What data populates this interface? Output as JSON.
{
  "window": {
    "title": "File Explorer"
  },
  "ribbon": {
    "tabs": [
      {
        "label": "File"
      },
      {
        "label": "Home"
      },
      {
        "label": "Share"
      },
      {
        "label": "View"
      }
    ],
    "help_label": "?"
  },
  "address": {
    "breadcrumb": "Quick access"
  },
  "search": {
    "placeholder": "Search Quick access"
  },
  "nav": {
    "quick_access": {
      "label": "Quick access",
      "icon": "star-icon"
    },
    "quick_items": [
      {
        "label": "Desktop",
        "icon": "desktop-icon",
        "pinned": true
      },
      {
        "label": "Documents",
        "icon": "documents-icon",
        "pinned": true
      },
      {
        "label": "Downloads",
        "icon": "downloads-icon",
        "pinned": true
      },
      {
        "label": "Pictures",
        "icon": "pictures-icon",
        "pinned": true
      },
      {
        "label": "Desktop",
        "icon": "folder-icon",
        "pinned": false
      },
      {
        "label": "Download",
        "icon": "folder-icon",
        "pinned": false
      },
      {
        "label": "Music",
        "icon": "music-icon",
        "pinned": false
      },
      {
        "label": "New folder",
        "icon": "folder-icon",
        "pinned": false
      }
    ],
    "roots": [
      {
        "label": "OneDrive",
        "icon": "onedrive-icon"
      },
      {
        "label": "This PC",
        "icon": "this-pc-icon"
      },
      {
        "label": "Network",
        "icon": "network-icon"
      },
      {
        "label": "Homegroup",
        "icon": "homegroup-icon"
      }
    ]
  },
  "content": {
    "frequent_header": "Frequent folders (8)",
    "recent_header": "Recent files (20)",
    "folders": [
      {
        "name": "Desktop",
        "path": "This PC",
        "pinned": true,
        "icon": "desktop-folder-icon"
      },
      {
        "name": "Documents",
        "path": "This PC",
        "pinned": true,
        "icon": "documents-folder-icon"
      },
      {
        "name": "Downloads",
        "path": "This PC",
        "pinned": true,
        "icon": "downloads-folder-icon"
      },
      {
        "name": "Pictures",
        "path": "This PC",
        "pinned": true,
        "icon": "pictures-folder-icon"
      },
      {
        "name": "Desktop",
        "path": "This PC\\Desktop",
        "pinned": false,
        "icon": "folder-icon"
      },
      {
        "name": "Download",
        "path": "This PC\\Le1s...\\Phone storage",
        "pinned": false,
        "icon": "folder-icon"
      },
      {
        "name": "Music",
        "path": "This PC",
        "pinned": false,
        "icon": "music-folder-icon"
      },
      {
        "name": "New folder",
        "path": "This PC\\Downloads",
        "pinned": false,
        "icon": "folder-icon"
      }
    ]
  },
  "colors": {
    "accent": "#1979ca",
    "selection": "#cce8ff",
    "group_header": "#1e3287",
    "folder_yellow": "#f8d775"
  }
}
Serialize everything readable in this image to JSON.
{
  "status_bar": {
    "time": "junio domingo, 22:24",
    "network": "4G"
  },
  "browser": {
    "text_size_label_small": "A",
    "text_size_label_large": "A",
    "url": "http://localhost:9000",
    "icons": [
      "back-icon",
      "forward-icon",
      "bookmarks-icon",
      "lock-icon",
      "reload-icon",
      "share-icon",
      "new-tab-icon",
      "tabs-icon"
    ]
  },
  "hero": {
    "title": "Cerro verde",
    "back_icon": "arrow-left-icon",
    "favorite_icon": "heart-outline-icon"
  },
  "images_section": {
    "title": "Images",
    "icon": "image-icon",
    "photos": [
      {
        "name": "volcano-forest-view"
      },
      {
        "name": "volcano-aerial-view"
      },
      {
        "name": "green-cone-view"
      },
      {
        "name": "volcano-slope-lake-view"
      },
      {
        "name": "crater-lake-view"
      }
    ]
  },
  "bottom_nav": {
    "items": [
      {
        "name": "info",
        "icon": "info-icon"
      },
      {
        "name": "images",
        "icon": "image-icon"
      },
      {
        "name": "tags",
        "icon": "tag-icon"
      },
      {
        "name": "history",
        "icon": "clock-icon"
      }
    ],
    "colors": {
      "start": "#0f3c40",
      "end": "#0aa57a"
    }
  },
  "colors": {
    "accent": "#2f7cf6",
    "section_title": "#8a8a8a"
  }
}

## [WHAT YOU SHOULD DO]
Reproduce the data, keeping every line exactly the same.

## [SOLVED PROBLEM]
What data populates this interface? Output as JSON.
{
  "window": {
    "title": "File Explorer"
  },
  "ribbon": {
    "tabs": [
      {
        "label": "File"
      },
      {
        "label": "Home"
      },
      {
        "label": "Share"
      },
      {
        "label": "View"
      }
    ],
    "help_label": "?"
  },
  "address": {
    "breadcrumb": "Quick access"
  },
  "search": {
    "placeholder": "Search Quick access"
  },
  "nav": {
    "quick_access": {
      "label": "Quick access",
      "icon": "star-icon"
    },
    "quick_items": [
      {
        "label": "Desktop",
        "icon": "desktop-icon",
        "pinned": true
      },
      {
        "label": "Documents",
        "icon": "documents-icon",
        "pinned": true
      },
      {
        "label": "Downloads",
        "icon": "downloads-icon",
        "pinned": true
      },
      {
        "label": "Pictures",
        "icon": "pictures-icon",
        "pinned": true
      },
      {
        "label": "Desktop",
        "icon": "folder-icon",
        "pinned": false
      },
      {
        "label": "Download",
        "icon": "folder-icon",
        "pinned": false
      },
      {
        "label": "Music",
        "icon": "music-icon",
        "pinned": false
      },
      {
        "label": "New folder",
        "icon": "folder-icon",
        "pinned": false
      }
    ],
    "roots": [
      {
        "label": "OneDrive",
        "icon": "onedrive-icon"
      },
      {
        "label": "This PC",
        "icon": "this-pc-icon"
      },
      {
        "label": "Network",
        "icon": "network-icon"
      },
      {
        "label": "Homegroup",
        "icon": "homegroup-icon"
      }
    ]
  },
  "content": {
    "frequent_header": "Frequent folders (8)",
    "recent_header": "Recent files (20)",
    "folders": [
      {
        "name": "Desktop",
        "path": "This PC",
        "pinned": true,
        "icon": "desktop-folder-icon"
      },
      {
        "name": "Documents",
        "path": "This PC",
        "pinned": true,
        "icon": "documents-folder-icon"
      },
      {
        "name": "Downloads",
        "path": "This PC",
        "pinned": true,
        "icon": "downloads-folder-icon"
      },
      {
        "name": "Pictures",
        "path": "This PC",
        "pinned": true,
        "icon": "pictures-folder-icon"
      },
      {
        "name": "Desktop",
        "path": "This PC\\Desktop",
        "pinned": false,
        "icon": "folder-icon"
      },
      {
        "name": "Download",
        "path": "This PC\\Le1s...\\Phone storage",
        "pinned": false,
        "icon": "folder-icon"
      },
      {
        "name": "Music",
        "path": "This PC",
        "pinned": false,
        "icon": "music-folder-icon"
      },
      {
        "name": "New folder",
        "path": "This PC\\Downloads",
        "pinned": false,
        "icon": "folder-icon"
      }
    ]
  },
  "colors": {
    "accent": "#1979ca",
    "selection": "#cce8ff",
    "group_header": "#1e3287",
    "folder_yellow": "#f8d775"
  }
}
Serialize everything readable in this image to JSON.
{
  "status_bar": {
    "time": "junio domingo, 22:24",
    "network": "4G"
  },
  "browser": {
    "text_size_label_small": "A",
    "text_size_label_large": "A",
    "url": "http://localhost:9000",
    "icons": [
      "back-icon",
      "forward-icon",
      "bookmarks-icon",
      "lock-icon",
      "reload-icon",
      "share-icon",
      "new-tab-icon",
      "tabs-icon"
    ]
  },
  "hero": {
    "title": "Cerro verde",
    "back_icon": "arrow-left-icon",
    "favorite_icon": "heart-outline-icon"
  },
  "images_section": {
    "title": "Images",
    "icon": "image-icon",
    "photos": [
      {
        "name": "volcano-forest-view"
      },
      {
        "name": "volcano-aerial-view"
      },
      {
        "name": "green-cone-view"
      },
      {
        "name": "volcano-slope-lake-view"
      },
      {
        "name": "crater-lake-view"
      }
    ]
  },
  "bottom_nav": {
    "items": [
      {
        "name": "info",
        "icon": "info-icon"
      },
      {
        "name": "images",
        "icon": "image-icon"
      },
      {
        "name": "tags",
        "icon": "tag-icon"
      },
      {
        "name": "history",
        "icon": "clock-icon"
      }
    ],
    "colors": {
      "start": "#0f3c40",
      "end": "#0aa57a"
    }
  },
  "colors": {
    "accent": "#2f7cf6",
    "section_title": "#8a8a8a"
  }
}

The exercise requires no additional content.